The point, Bell continues, is not to compete in terms of sales numbers or the number of cars that are present in the game, but to instead focus on the racing.
We aren’t interested in competing with other titles in terms of back-of-the-box numbers. Our community, we think, isn’t that impressed by 500 or 1,000 cars. What they want is thoroughly simulated versions of fully licensed cars derived from manufacturer-provided CADs and test-driven by real-world professionals. So, while we’re competitors, we’re not selling the same product—aside, obviously, from sharing the racing genre space. Our fans are racing fans first and foremost.
Of course, racing is a competition first and foremost, so Bell also made it clear that fans will be able to play the game together through multiplayer, in order to create the best possible racing simulator experience that they can have.
It’s like you were at our development meetings! Of course we are planning multiplayer. But not just multiplayer. Our target is to match and beat what we consider the best multiplayer metaverse in sim racing—and to offer that level of service for free to our players.
Of course, what people can like about racing games can all vary, even among its developers. Bell himself gave an explanation on what some of the most important parts of a racing game are, in his opinion, and how they can help players to enjoy the game more.
So what makes for a great sim racing title? It’s an “easy” recipe when you lay it out on paper, actually: great physics, real-world, licensed cars, scanned tracks, and gobs of atmosphere. That’s the basics of it. After that, our community will make the sim shine. We’re there simply to provide them with the platform.
Of course, the “easy” recipe is not the way to make the best game, which Bell also brings up.
Finding those missing seconds is where the great sim racing titles come to play—in that “on the limit” boundary.
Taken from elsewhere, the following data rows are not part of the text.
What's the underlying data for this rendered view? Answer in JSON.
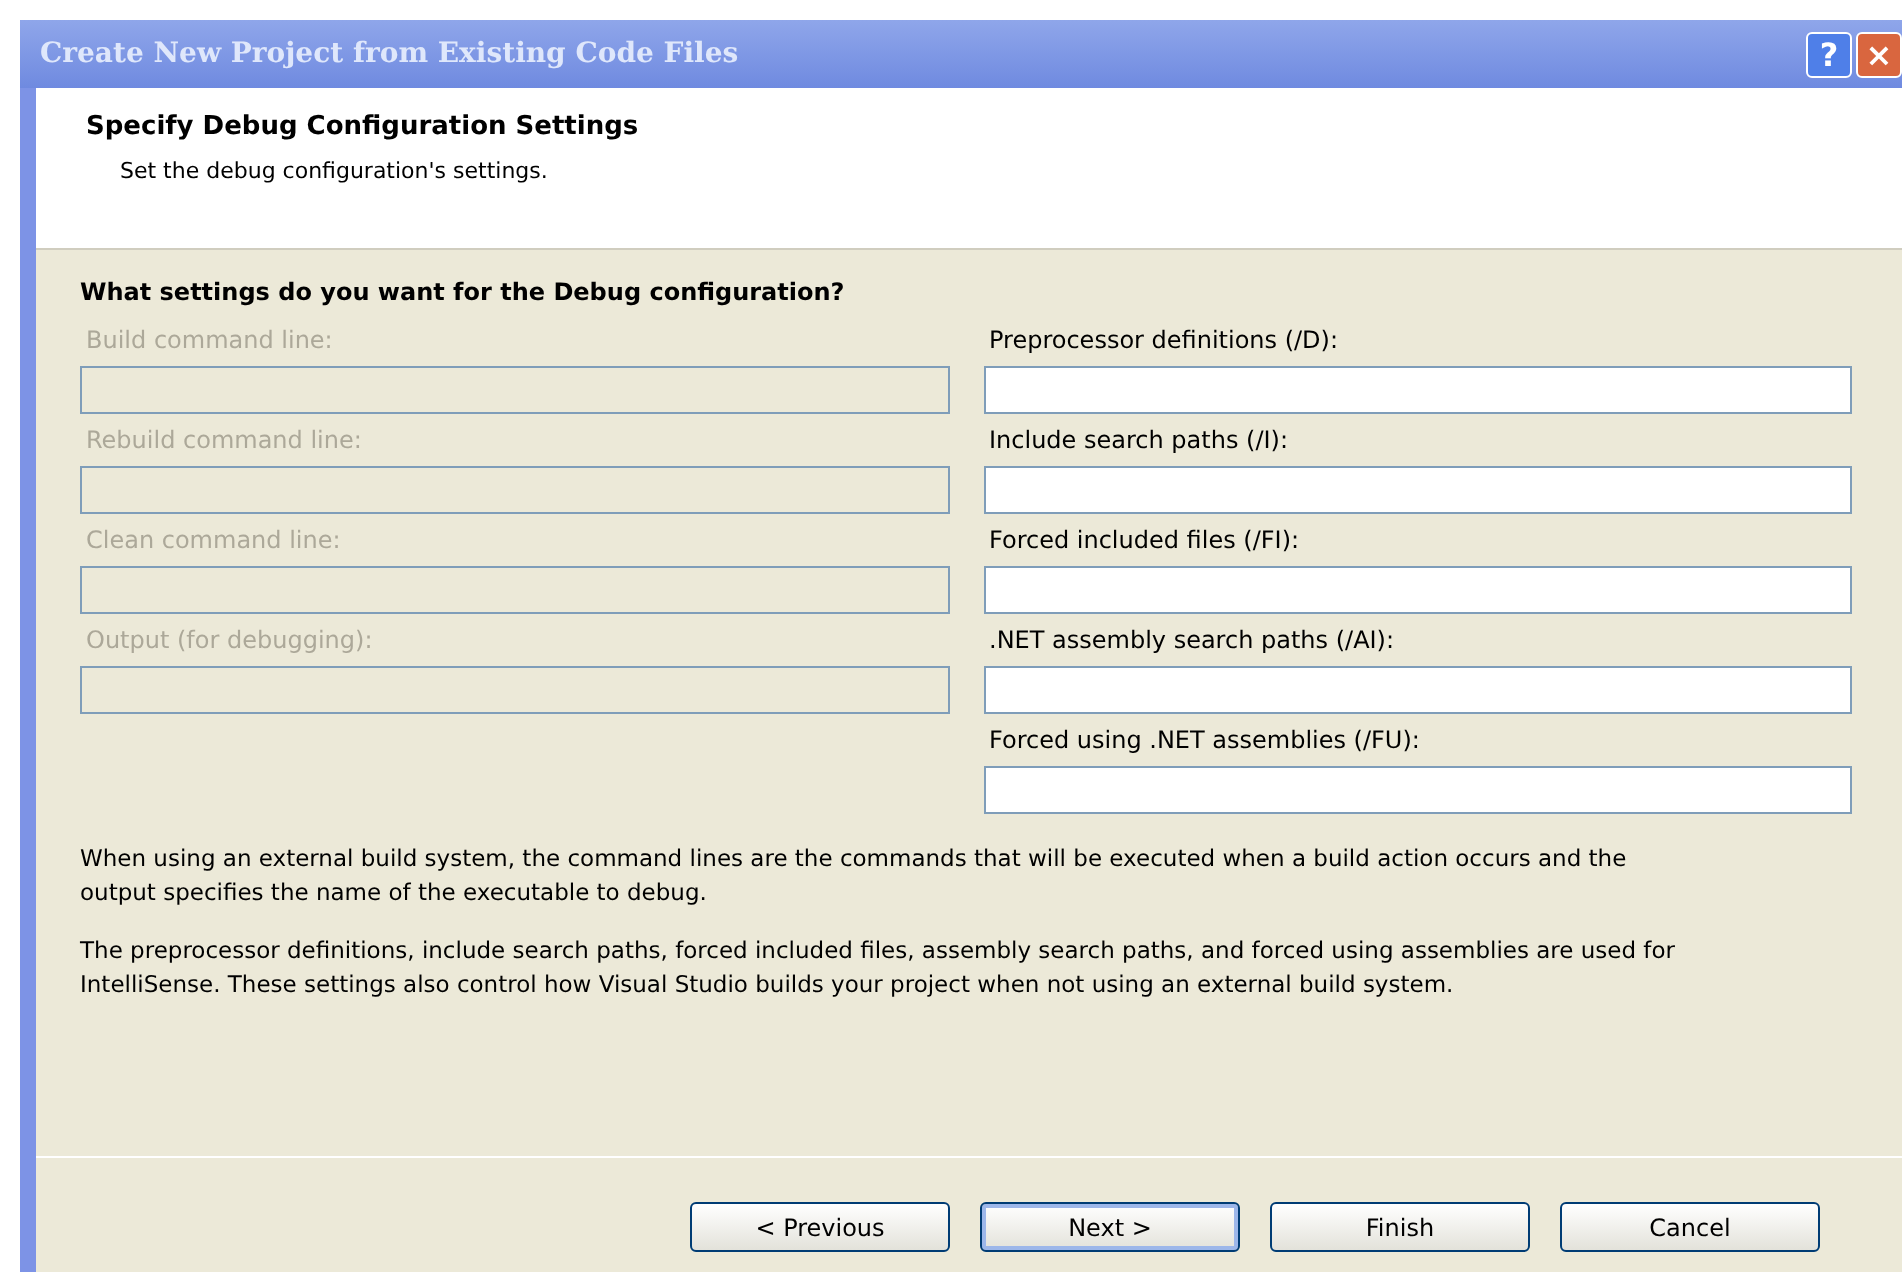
{
  "window": {
    "title": "Create New Project from Existing Code Files",
    "title_buttons": [
      "?",
      "×"
    ]
  },
  "header": {
    "title": "Specify Debug Configuration Settings",
    "subtitle": "Set the debug configuration's settings."
  },
  "question": "What settings do you want for the Debug configuration?",
  "left_fields": [
    {
      "label": "Build command line:",
      "disabled": true
    },
    {
      "label": "Rebuild command line:",
      "disabled": true
    },
    {
      "label": "Clean command line:",
      "disabled": true
    },
    {
      "label": "Output (for debugging):",
      "disabled": true
    }
  ],
  "right_fields": [
    {
      "label": "Preprocessor definitions (/D):",
      "disabled": false
    },
    {
      "label": "Include search paths (/I):",
      "disabled": false
    },
    {
      "label": "Forced included files (/FI):",
      "disabled": false
    },
    {
      "label": ".NET assembly search paths (/AI):",
      "disabled": false
    },
    {
      "label": "Forced using .NET assemblies (/FU):",
      "disabled": false
    }
  ],
  "notes": [
    "When using an external build system, the command lines are the commands that will be executed when a build action occurs and the output specifies the name of the executable to debug.",
    "The preprocessor definitions, include search paths, forced included files, assembly search paths, and forced using assemblies are used for IntelliSense.  These settings also control how Visual Studio builds your project when not using an external build system."
  ],
  "buttons": [
    {
      "label": "< Previous",
      "default": false
    },
    {
      "label": "Next >",
      "default": true
    },
    {
      "label": "Finish",
      "default": false
    },
    {
      "label": "Cancel",
      "default": false
    }
  ]
}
To get that right takes years of experience working alongside real-world drivers because 99 percent of the world aren’t insane enough to push a car to that boundary in real life. It’s why these pros get the big bucks—to play on that edge where a mistake can be deadly. You get that element right, and you have a good sim racer. Now add all the sounds, the sights, the visuals, and the emotion and passion of motorsport, and you start scratching at what it takes to make a great sim racing title.
Hopefully we’ll learn more about Straight4’s racing simulator more at some point in the future, but until then, all we can do is speculate and hope that the developers of Project CARS can roar back onto the track in a big way.